Like C++, C# is used to build a lot of Windows programs and it’s a good choice for web development on Windows-based servers.
For practical purposes, some say that C# has a steeper learning curve, but can make for a cleaner, faster development process than C or C++.
Ruby is founded on the belief that programming languages should be as similar to human language as possible.
In 1995, Yukihiro Matsumoto, or Matz, designed Ruby to be easier for coders to write and understand. A popular example shows how simple it is to write “Ha, ha, ha” in Ruby.
10 years later, in 2005, the Ruby on Rails framework made it possible to write web pages using Ruby. Now it’s one of the most in-demand languages out there, and it powers popular websites like Twitter and Hulu.
PHP is one of the most popular programming languages for the web, largely because it was the first programming language designed for use on the web, and it’s the language that WordPress is written in (WordPress alone accounts for over 20% of all websites in the world).
When you ask a web server for a page, it’s PHP’s job to piece it together. When you browse a WordPress blog or make a post on Facebook, PHP is making that possible also.
Unlike Ruby or Python, PHP comes preinstalled on most web servers. Anyone who has gone through a Ruby install on a Mac probably knows why that’s such a selling point (trust us).
You’ll often see PHP associated with LAMP. LAMP is the name for a common way to set up a web server, database, operating system and web language:
Linux (operating system)
Apache (web server)
PHP (web programming language)
When you build a website, your address is the URL – that’s where users can find you, but it’s NOT where all your data lives. When you write a blog post on your blog, you’re actually sending all that text to live in a database. Every time the page loads, it retrieves the text from your database so that your user can read it.
To get information in and out of a database, you talk to the database in a programming language like SQL. Don’t confuse SQL with MySQL: SQL is the programming language and MySQL is a popular database that speaks SQL. Other popular SQL databases are Microsoft’s SQL Server and PostgreSQL.
SQL is short for “Structured Query Language,” and in some ways, it’s pretty straightforward.
You should also note: some people are anti-SQL, or part of the “NoSQL movement” and prefer to use databases that aren’t so structured. One alternate database is Cassandra, but there are others. Many companies (like Facebook and Twitter) use a combination of both, so being well-versed in multiple database formats is well-advised should you apply for a job in database management.
Objective-C was created in 1983, but has recently become very popular because it powers OSX and iPhone apps. It’s kind of like C Language but with an expansion pack that that makes it more object-oriented. Some of the additional capabilities of Objective-C came from the language Smalltalk. Although Apple did recently release a new language for programming mobile apps called Swift, Objective-C is still the language to learn if you want to go into iPhone app development.

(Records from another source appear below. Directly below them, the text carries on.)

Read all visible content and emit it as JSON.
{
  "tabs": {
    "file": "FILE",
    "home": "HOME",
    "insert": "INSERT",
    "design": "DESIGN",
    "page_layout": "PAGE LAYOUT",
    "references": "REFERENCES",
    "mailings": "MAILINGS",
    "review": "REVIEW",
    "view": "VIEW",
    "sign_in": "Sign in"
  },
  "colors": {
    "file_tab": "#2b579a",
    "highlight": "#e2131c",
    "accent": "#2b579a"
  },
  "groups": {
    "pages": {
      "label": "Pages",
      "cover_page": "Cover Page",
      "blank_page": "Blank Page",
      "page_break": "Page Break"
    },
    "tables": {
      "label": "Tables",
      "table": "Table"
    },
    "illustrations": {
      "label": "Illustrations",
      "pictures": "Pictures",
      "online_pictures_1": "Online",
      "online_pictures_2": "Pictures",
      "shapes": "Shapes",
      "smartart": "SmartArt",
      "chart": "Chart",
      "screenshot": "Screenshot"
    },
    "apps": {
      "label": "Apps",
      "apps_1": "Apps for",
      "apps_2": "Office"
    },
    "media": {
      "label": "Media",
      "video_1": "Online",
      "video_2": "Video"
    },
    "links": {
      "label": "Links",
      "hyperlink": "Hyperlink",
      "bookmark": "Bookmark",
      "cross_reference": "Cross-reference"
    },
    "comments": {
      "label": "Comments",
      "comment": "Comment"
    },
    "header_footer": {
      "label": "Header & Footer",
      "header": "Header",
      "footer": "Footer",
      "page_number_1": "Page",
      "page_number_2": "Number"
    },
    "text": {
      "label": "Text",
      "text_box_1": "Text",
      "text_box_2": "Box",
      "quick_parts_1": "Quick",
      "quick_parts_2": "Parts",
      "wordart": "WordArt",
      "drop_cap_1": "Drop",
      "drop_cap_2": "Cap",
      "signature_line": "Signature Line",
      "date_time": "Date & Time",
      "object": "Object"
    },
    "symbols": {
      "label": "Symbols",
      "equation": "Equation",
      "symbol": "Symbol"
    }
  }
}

Swift is a programming language designed specifically for coding Apple’s iOS and OSX, meaning you can use it both for iPhone and Mac apps. Designed by Chris Lattner starting in 2010, the brand new language was unveiled in 2014 and is based on Objective-C, but was built to improve upon some of the issues with Objective-C and make it more user friendly for developers.
At this point, there are still a lot of bugs and quirks that are being worked out with Swift, so if you want to build for iOS or OSX, you should still learn Objective-C.
Remember how I said Python was particularly useful for academics and other people who need to process a lot of data? R is designed for data as well, and a lot of surveys, graphics and statistical programs are built using R. That said, R is not a particularly friendly programming language and is usually only used by academics or data scientists.
If the idea of big data appeals to you, learning R could be the way to go.